::: SUPPLIED DATA
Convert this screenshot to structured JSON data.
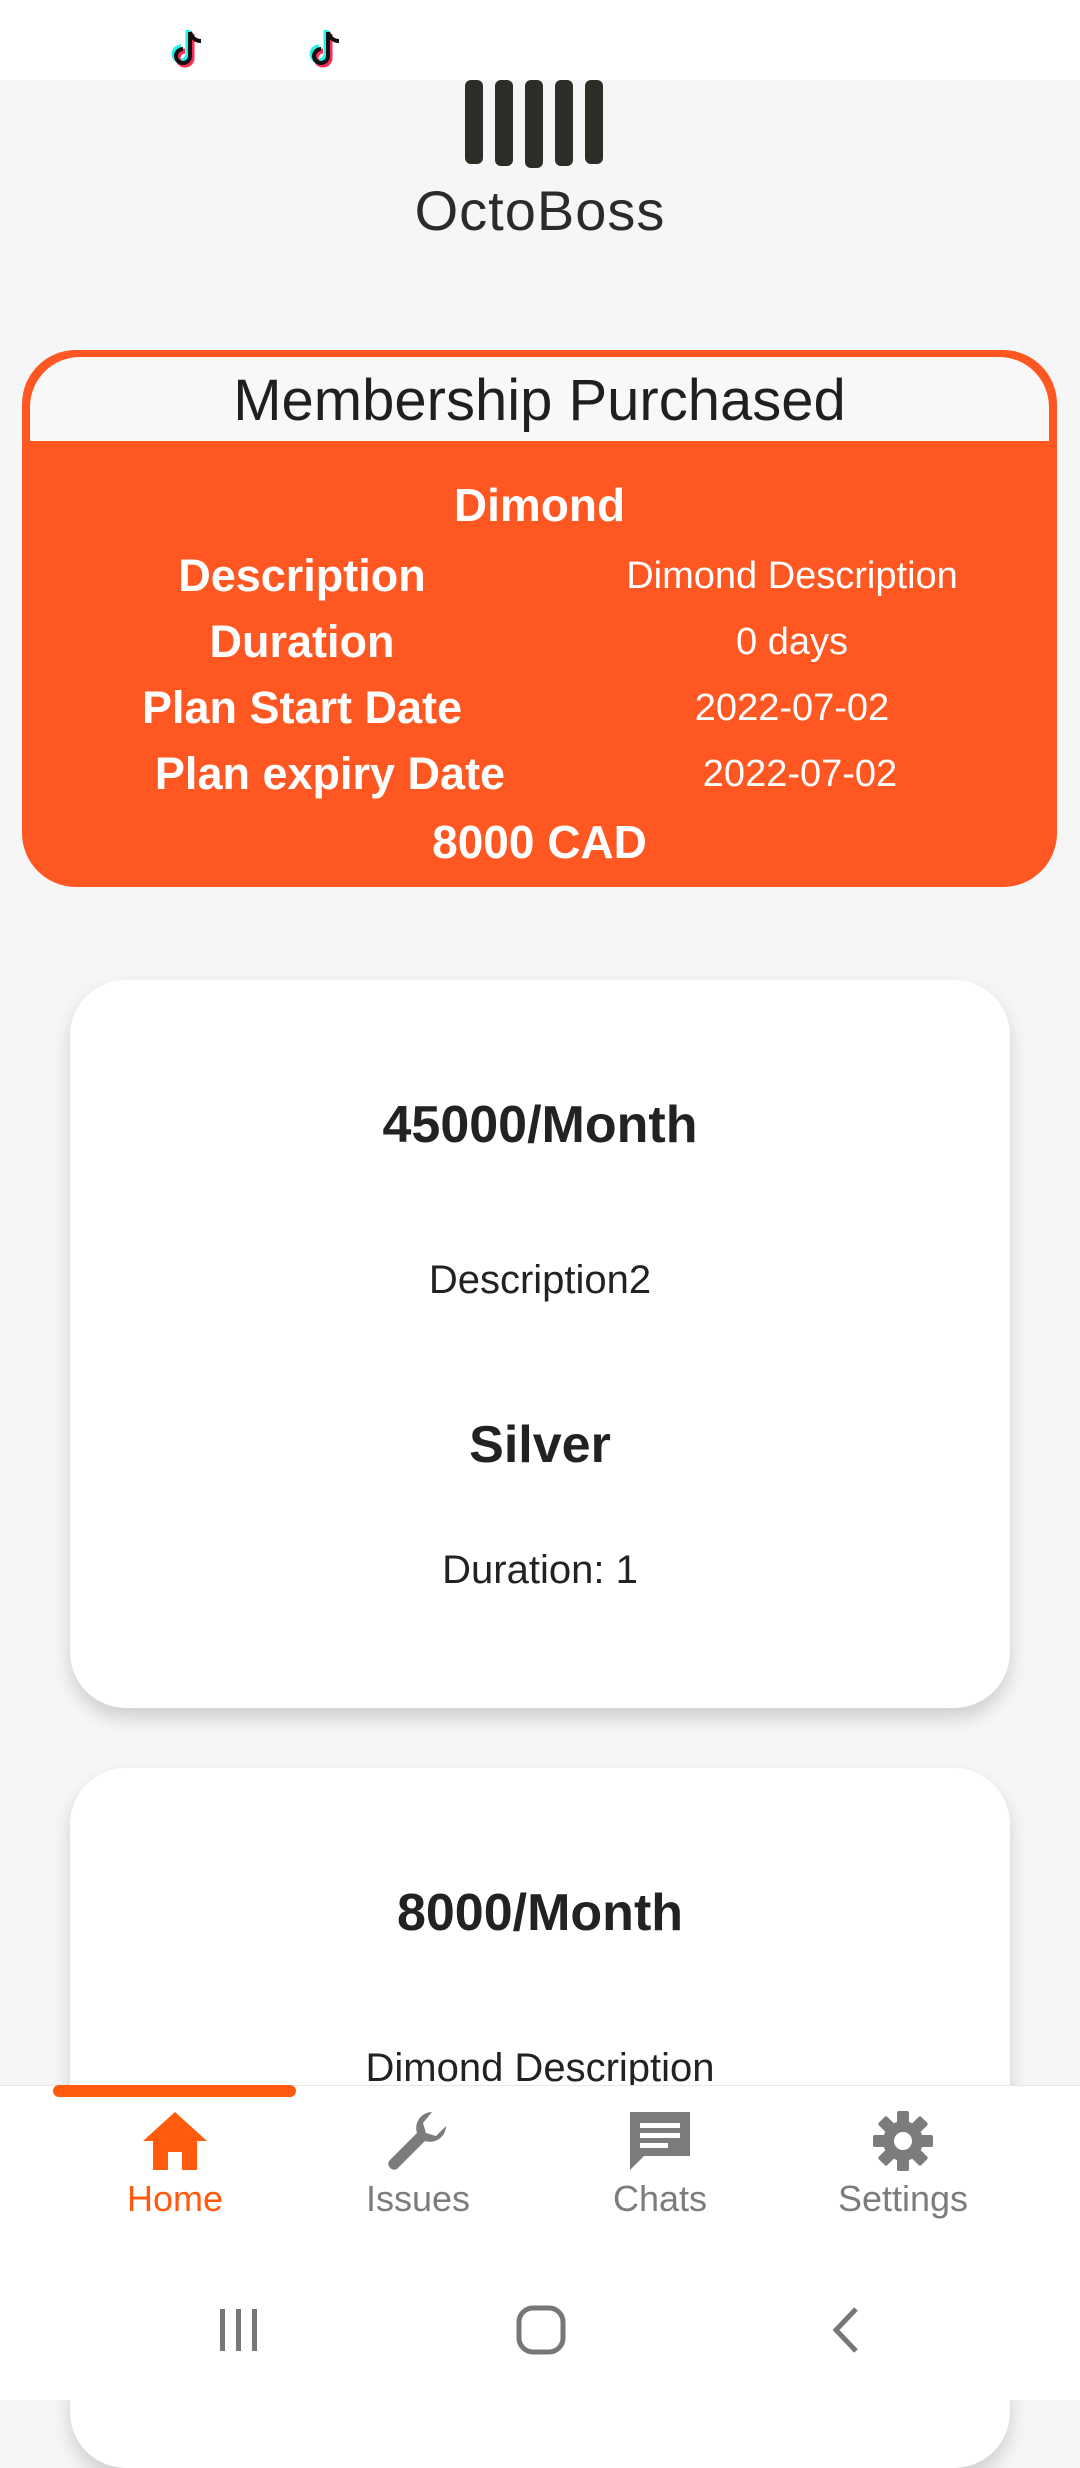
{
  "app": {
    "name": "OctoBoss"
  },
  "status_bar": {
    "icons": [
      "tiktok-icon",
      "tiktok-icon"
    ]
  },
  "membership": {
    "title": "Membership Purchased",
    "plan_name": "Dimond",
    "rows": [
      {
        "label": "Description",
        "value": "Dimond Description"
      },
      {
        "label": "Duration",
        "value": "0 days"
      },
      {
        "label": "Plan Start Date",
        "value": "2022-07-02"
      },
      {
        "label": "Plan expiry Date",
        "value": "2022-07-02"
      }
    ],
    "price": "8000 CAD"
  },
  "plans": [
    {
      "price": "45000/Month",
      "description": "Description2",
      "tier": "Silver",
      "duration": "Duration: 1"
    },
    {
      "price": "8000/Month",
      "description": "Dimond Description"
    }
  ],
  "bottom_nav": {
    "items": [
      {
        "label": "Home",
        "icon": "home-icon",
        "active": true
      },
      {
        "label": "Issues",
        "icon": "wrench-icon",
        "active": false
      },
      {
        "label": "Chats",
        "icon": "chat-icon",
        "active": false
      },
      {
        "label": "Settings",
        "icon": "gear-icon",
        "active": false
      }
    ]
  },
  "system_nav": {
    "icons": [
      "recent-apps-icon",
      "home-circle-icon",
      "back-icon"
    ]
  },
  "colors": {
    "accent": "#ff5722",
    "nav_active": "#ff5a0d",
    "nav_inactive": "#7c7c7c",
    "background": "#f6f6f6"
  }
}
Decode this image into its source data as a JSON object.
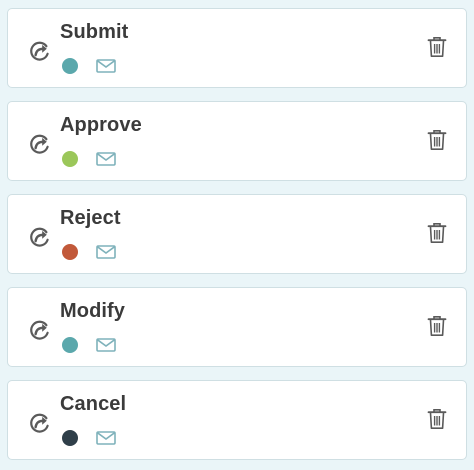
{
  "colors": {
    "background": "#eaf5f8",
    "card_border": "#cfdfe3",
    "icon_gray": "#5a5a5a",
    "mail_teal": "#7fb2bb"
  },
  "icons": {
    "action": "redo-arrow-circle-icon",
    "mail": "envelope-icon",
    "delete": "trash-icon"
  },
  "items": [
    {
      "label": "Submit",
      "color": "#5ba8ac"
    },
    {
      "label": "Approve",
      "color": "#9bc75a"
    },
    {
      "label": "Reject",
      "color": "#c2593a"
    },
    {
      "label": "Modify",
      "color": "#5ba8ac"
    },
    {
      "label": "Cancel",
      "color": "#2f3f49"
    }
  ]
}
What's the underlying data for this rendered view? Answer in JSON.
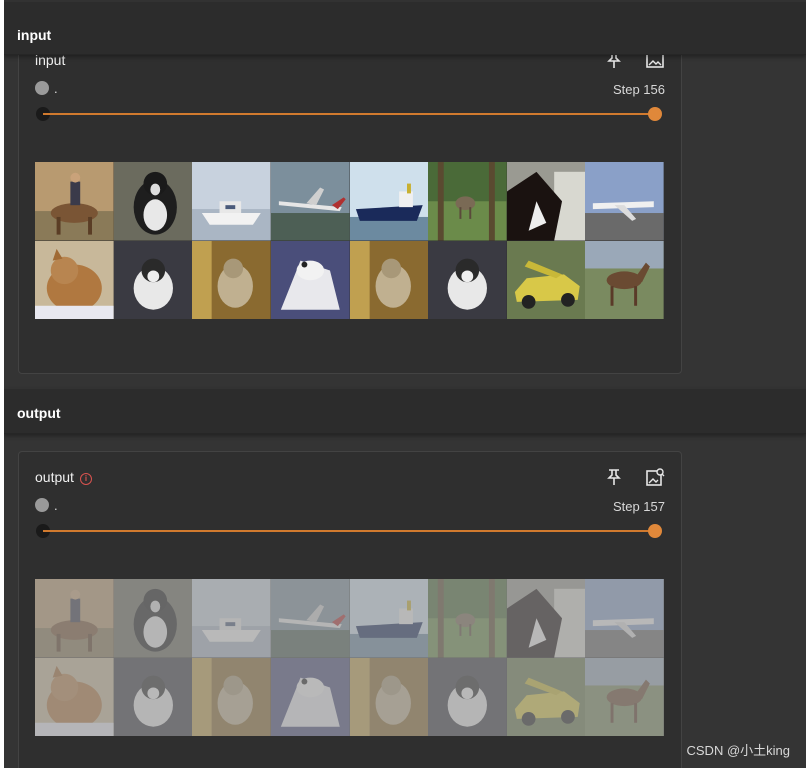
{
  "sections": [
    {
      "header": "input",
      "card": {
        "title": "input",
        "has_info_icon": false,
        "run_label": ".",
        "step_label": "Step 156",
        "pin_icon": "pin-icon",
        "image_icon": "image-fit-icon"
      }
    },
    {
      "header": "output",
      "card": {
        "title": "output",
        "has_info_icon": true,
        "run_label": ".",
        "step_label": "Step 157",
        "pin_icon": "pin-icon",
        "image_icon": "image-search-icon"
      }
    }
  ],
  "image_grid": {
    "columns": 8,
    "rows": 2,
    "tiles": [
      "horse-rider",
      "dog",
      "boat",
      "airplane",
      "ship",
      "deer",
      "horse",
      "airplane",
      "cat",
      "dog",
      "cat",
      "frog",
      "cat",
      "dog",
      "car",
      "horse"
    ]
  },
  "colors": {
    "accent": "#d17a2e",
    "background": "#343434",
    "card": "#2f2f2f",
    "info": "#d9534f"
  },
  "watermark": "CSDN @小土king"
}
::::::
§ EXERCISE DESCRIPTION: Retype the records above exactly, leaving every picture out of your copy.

§ SOLVED PROBLEM:
Convert this screenshot to structured JSON data.
{
  "app": {
    "name": "OctoBoss"
  },
  "status_bar": {
    "icons": [
      "tiktok-icon",
      "tiktok-icon"
    ]
  },
  "membership": {
    "title": "Membership Purchased",
    "plan_name": "Dimond",
    "rows": [
      {
        "label": "Description",
        "value": "Dimond Description"
      },
      {
        "label": "Duration",
        "value": "0 days"
      },
      {
        "label": "Plan Start Date",
        "value": "2022-07-02"
      },
      {
        "label": "Plan expiry Date",
        "value": "2022-07-02"
      }
    ],
    "price": "8000 CAD"
  },
  "plans": [
    {
      "price": "45000/Month",
      "description": "Description2",
      "tier": "Silver",
      "duration": "Duration: 1"
    },
    {
      "price": "8000/Month",
      "description": "Dimond Description"
    }
  ],
  "bottom_nav": {
    "items": [
      {
        "label": "Home",
        "icon": "home-icon",
        "active": true
      },
      {
        "label": "Issues",
        "icon": "wrench-icon",
        "active": false
      },
      {
        "label": "Chats",
        "icon": "chat-icon",
        "active": false
      },
      {
        "label": "Settings",
        "icon": "gear-icon",
        "active": false
      }
    ]
  },
  "system_nav": {
    "icons": [
      "recent-apps-icon",
      "home-circle-icon",
      "back-icon"
    ]
  },
  "colors": {
    "accent": "#ff5722",
    "nav_active": "#ff5a0d",
    "nav_inactive": "#7c7c7c",
    "background": "#f6f6f6"
  }
}
Decode this image into its source data as a JSON object.
{
  "colors": {
    "background": "#eaf5f8",
    "card_border": "#cfdfe3",
    "icon_gray": "#5a5a5a",
    "mail_teal": "#7fb2bb"
  },
  "icons": {
    "action": "redo-arrow-circle-icon",
    "mail": "envelope-icon",
    "delete": "trash-icon"
  },
  "items": [
    {
      "label": "Submit",
      "color": "#5ba8ac"
    },
    {
      "label": "Approve",
      "color": "#9bc75a"
    },
    {
      "label": "Reject",
      "color": "#c2593a"
    },
    {
      "label": "Modify",
      "color": "#5ba8ac"
    },
    {
      "label": "Cancel",
      "color": "#2f3f49"
    }
  ]
}
What's the underlying data for this rendered view? Answer in JSON.
{
  "sections": [
    {
      "header": "input",
      "card": {
        "title": "input",
        "has_info_icon": false,
        "run_label": ".",
        "step_label": "Step 156",
        "pin_icon": "pin-icon",
        "image_icon": "image-fit-icon"
      }
    },
    {
      "header": "output",
      "card": {
        "title": "output",
        "has_info_icon": true,
        "run_label": ".",
        "step_label": "Step 157",
        "pin_icon": "pin-icon",
        "image_icon": "image-search-icon"
      }
    }
  ],
  "image_grid": {
    "columns": 8,
    "rows": 2,
    "tiles": [
      "horse-rider",
      "dog",
      "boat",
      "airplane",
      "ship",
      "deer",
      "horse",
      "airplane",
      "cat",
      "dog",
      "cat",
      "frog",
      "cat",
      "dog",
      "car",
      "horse"
    ]
  },
  "colors": {
    "accent": "#d17a2e",
    "background": "#343434",
    "card": "#2f2f2f",
    "info": "#d9534f"
  },
  "watermark": "CSDN @小土king"
}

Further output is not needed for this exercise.